**What this task involves:**
Copy out the whole listing exactly as written, leaving the pictures behind.

**The records:**
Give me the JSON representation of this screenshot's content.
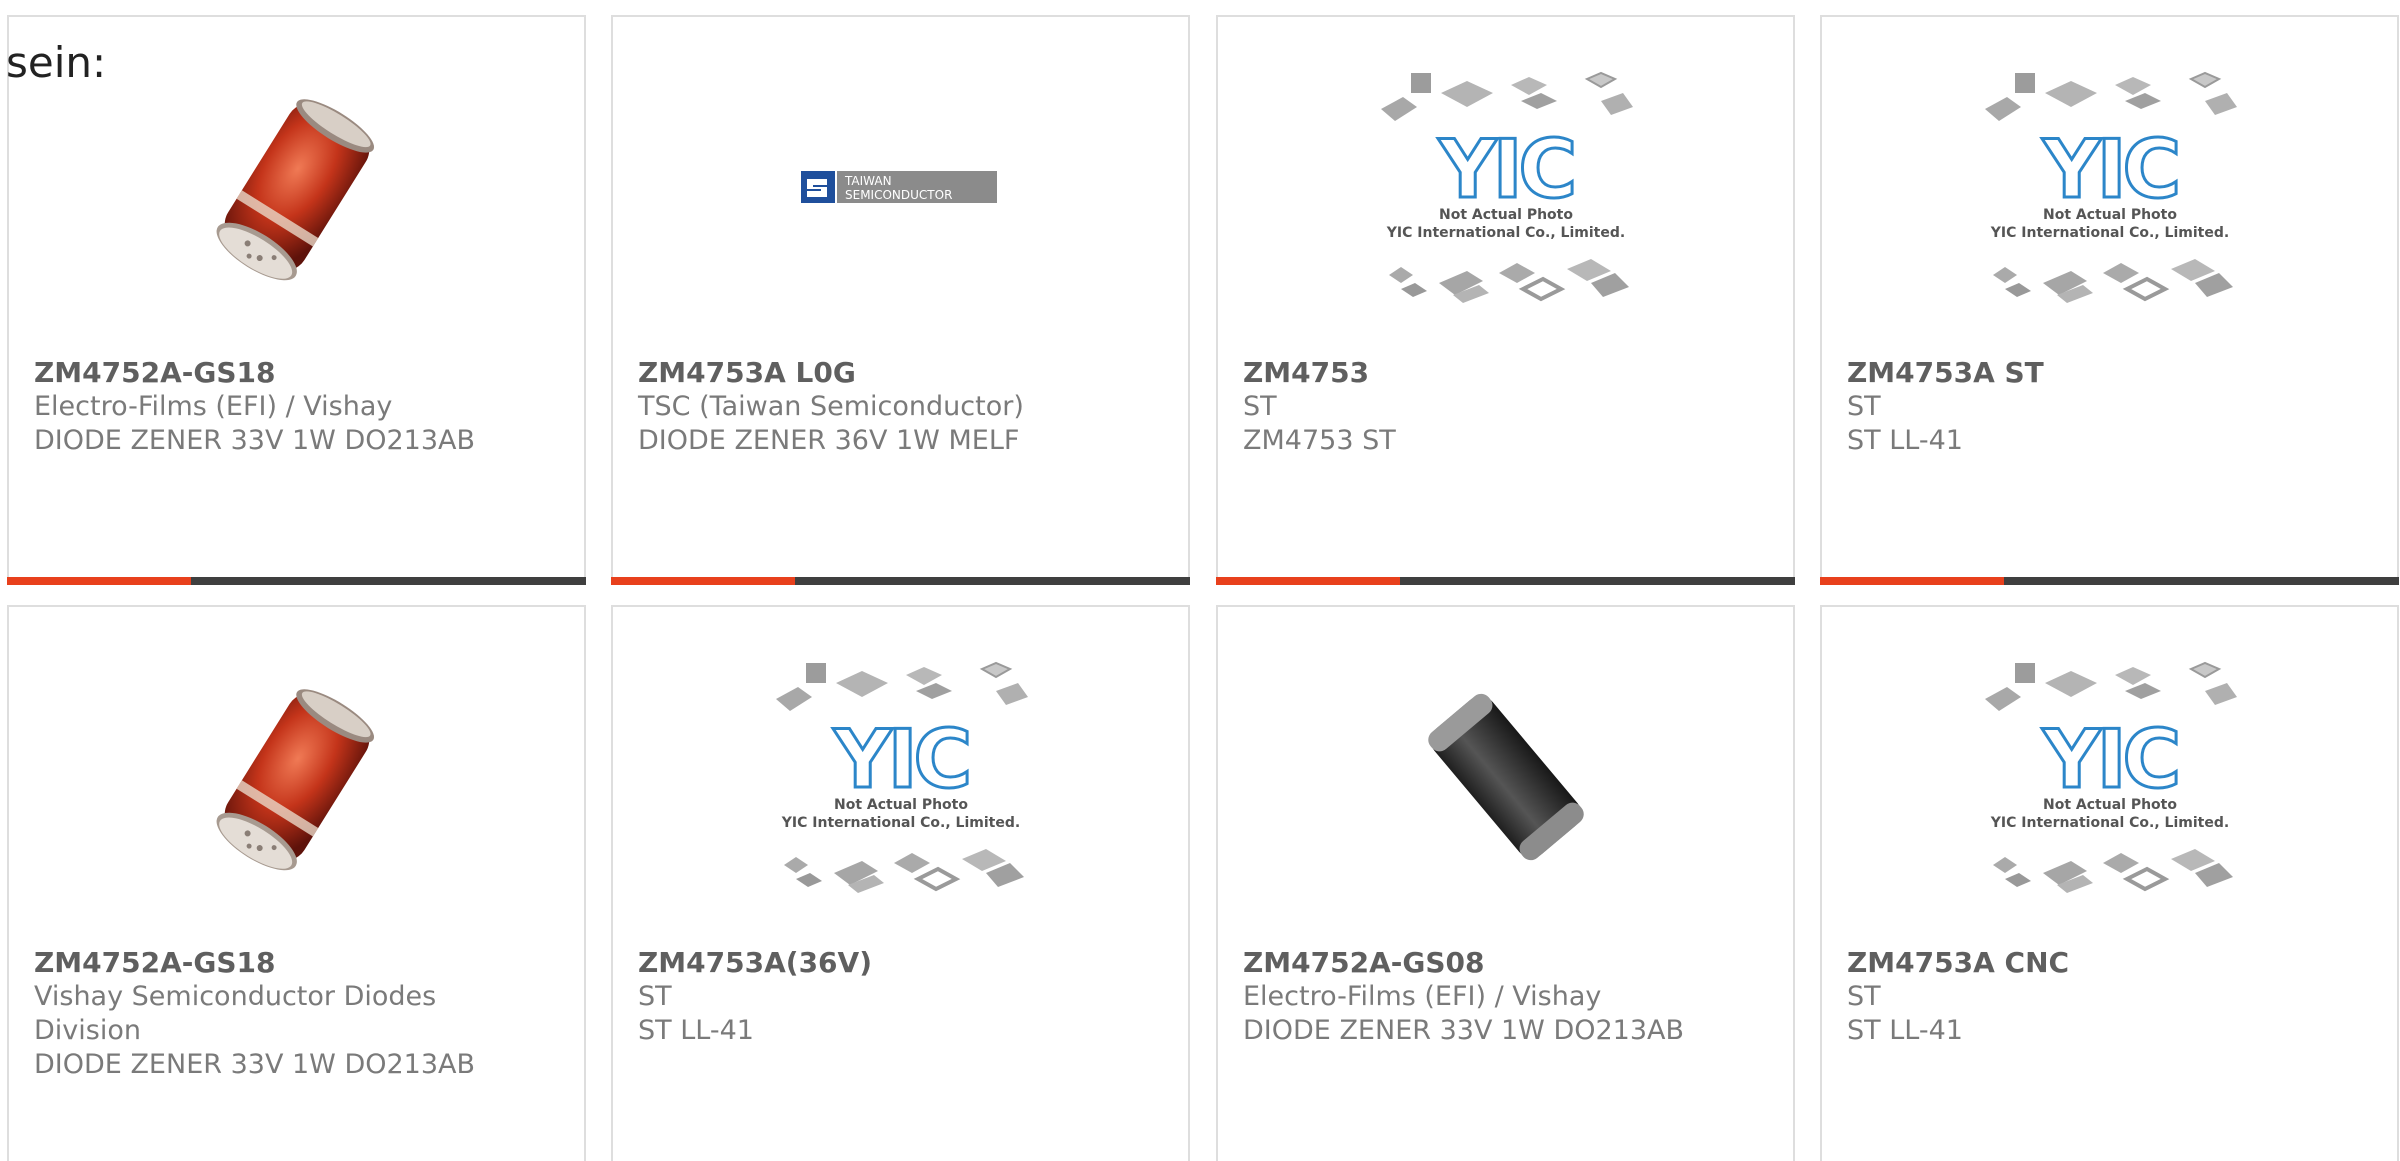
{
  "lead_text": "sein:",
  "cards": [
    {
      "part": "ZM4752A-GS18",
      "manufacturer": "Electro-Films (EFI) / Vishay",
      "description": "DIODE ZENER 33V 1W DO213AB",
      "image": "red-melf-diode-photo"
    },
    {
      "part": "ZM4753A L0G",
      "manufacturer": "TSC (Taiwan Semiconductor)",
      "description": "DIODE ZENER 36V 1W MELF",
      "image": "taiwan-semiconductor-logo",
      "logo_text": [
        "TAIWAN",
        "SEMICONDUCTOR"
      ]
    },
    {
      "part": "ZM4753",
      "manufacturer": "ST",
      "description": "ZM4753 ST",
      "image": "yic-placeholder"
    },
    {
      "part": "ZM4753A ST",
      "manufacturer": "ST",
      "description": "ST LL-41",
      "image": "yic-placeholder"
    },
    {
      "part": "ZM4752A-GS18",
      "manufacturer": "Vishay Semiconductor Diodes Division",
      "description": "DIODE ZENER 33V 1W DO213AB",
      "image": "red-melf-diode-photo"
    },
    {
      "part": "ZM4753A(36V)",
      "manufacturer": "ST",
      "description": "ST LL-41",
      "image": "yic-placeholder"
    },
    {
      "part": "ZM4752A-GS08",
      "manufacturer": "Electro-Films (EFI) / Vishay",
      "description": "DIODE ZENER 33V 1W DO213AB",
      "image": "black-melf-diode-photo"
    },
    {
      "part": "ZM4753A CNC",
      "manufacturer": "ST",
      "description": "ST LL-41",
      "image": "yic-placeholder"
    }
  ],
  "yic": {
    "logo": "YIC",
    "line1": "Not Actual Photo",
    "line2": "YIC International Co., Limited."
  },
  "colors": {
    "accent": "#e8401c",
    "bar": "#3f3f3f",
    "border": "#dedede",
    "part_text": "#5f5f5f",
    "meta_text": "#7a7a7a"
  }
}
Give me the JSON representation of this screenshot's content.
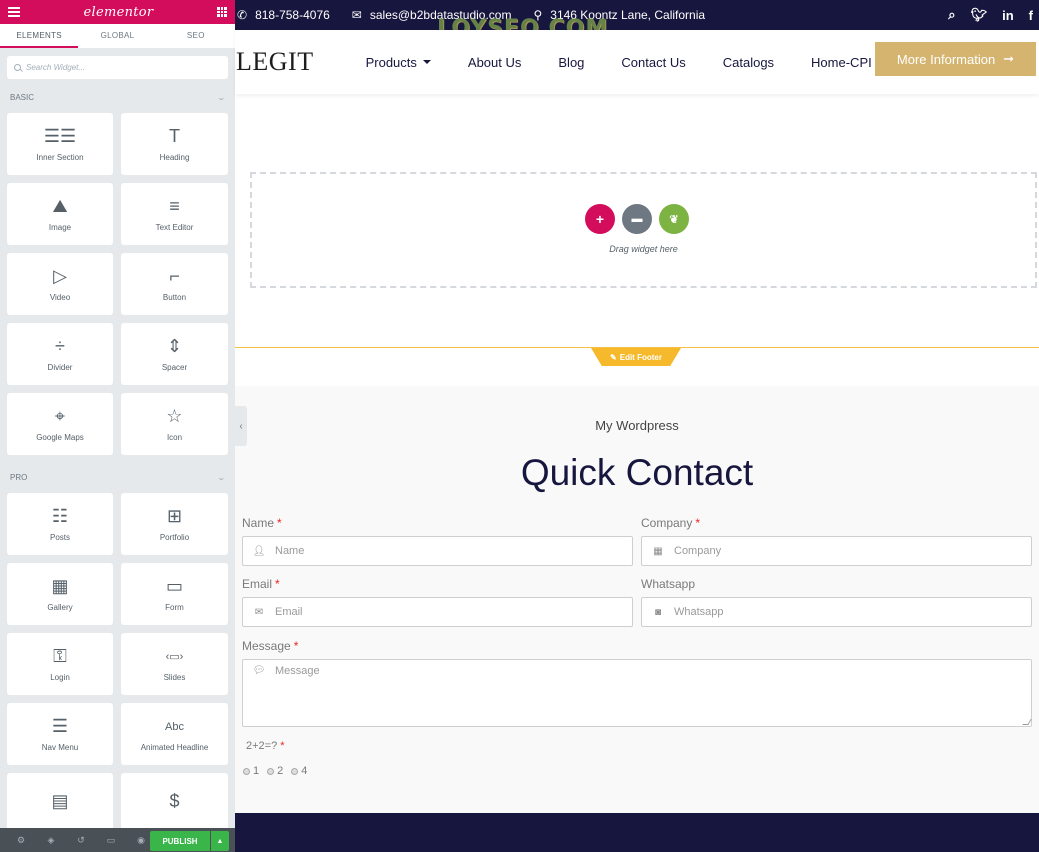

**Answer box:**
Give me the JSON representation of this screenshot's content.
{
  "lead_text": "sein:",
  "cards": [
    {
      "part": "ZM4752A-GS18",
      "manufacturer": "Electro-Films (EFI) / Vishay",
      "description": "DIODE ZENER 33V 1W DO213AB",
      "image": "red-melf-diode-photo"
    },
    {
      "part": "ZM4753A L0G",
      "manufacturer": "TSC (Taiwan Semiconductor)",
      "description": "DIODE ZENER 36V 1W MELF",
      "image": "taiwan-semiconductor-logo",
      "logo_text": [
        "TAIWAN",
        "SEMICONDUCTOR"
      ]
    },
    {
      "part": "ZM4753",
      "manufacturer": "ST",
      "description": "ZM4753 ST",
      "image": "yic-placeholder"
    },
    {
      "part": "ZM4753A ST",
      "manufacturer": "ST",
      "description": "ST LL-41",
      "image": "yic-placeholder"
    },
    {
      "part": "ZM4752A-GS18",
      "manufacturer": "Vishay Semiconductor Diodes Division",
      "description": "DIODE ZENER 33V 1W DO213AB",
      "image": "red-melf-diode-photo"
    },
    {
      "part": "ZM4753A(36V)",
      "manufacturer": "ST",
      "description": "ST LL-41",
      "image": "yic-placeholder"
    },
    {
      "part": "ZM4752A-GS08",
      "manufacturer": "Electro-Films (EFI) / Vishay",
      "description": "DIODE ZENER 33V 1W DO213AB",
      "image": "black-melf-diode-photo"
    },
    {
      "part": "ZM4753A CNC",
      "manufacturer": "ST",
      "description": "ST LL-41",
      "image": "yic-placeholder"
    }
  ],
  "yic": {
    "logo": "YIC",
    "line1": "Not Actual Photo",
    "line2": "YIC International Co., Limited."
  },
  "colors": {
    "accent": "#e8401c",
    "bar": "#3f3f3f",
    "border": "#dedede",
    "part_text": "#5f5f5f",
    "meta_text": "#7a7a7a"
  }
}
Give me the JSON representation of this screenshot's content.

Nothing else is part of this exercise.